  • Abdel Hameed m.Sadiq

    If you do not have objective in your life,all roads will be the same.Policy makers do their best to change but not to develop nation's awareness about the necessity of having truth,not having folks about truth.Scientists must stand for human beings ideology because science can empower our desire to change not to develop ethics,or morals.Scietists can be intelligent enough in their labs experiements,but intelligence is not enough to gain hearts of human beings unless your respect their own decent ideologies.

  • Anonymous

    Unfortunately, Mr. Scrudato missed the point of President Obama's statement. Yes, part of his science agenda related to ethics issues like stem cells, but his point about ideology was referring to issues like global warming. Under the Bush administration, scientific reports that were deemed politically unsatisfactory were repressed or edited to suit the politicians. President Obama is (fortunately) reminding the government that it should and cannot alter scientific results to suit a political agenda.

  • jman
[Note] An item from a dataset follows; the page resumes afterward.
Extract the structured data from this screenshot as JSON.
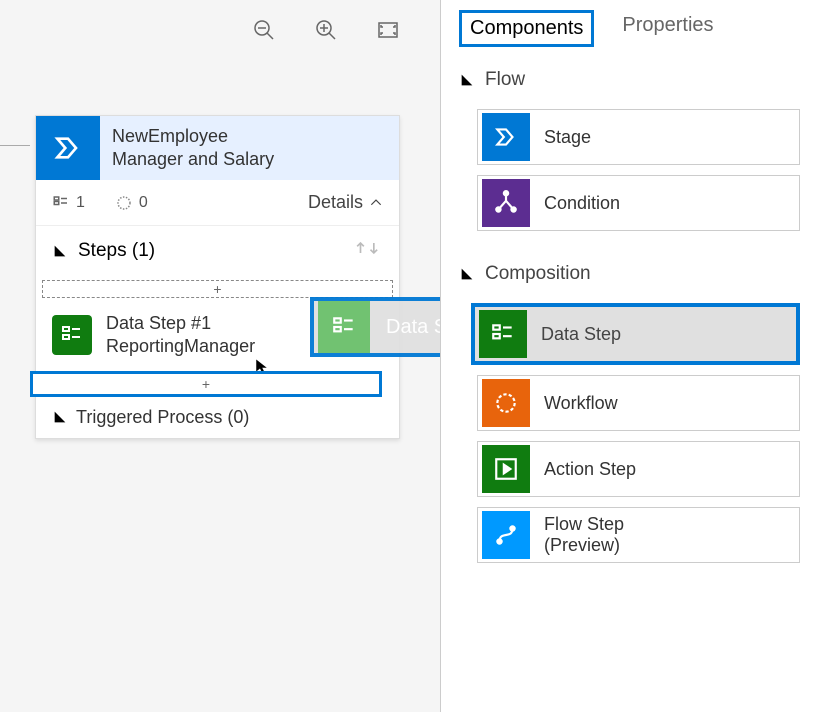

    Not at all. First of all, the comment was in a speech specifically regarding stem cell research and the author focused on stem cells. If President Obama was doing what you claim, then he would not have lifted the funding ban on new cell lines as MC stated. Adult cells perform better and embryonic research is still legal with private funding and even received public funds under Bush's "ban." If he intended to do what you claim, he would push nuclear power. As for suppressing research, I suggest you google James Hansen. He is the man at the center of the Bush administration's so-called suppression and, once you know a bit more of the actual story, I hope you'll have more trouble blindly stating that Bush suppressed global warming research solely for political reasons.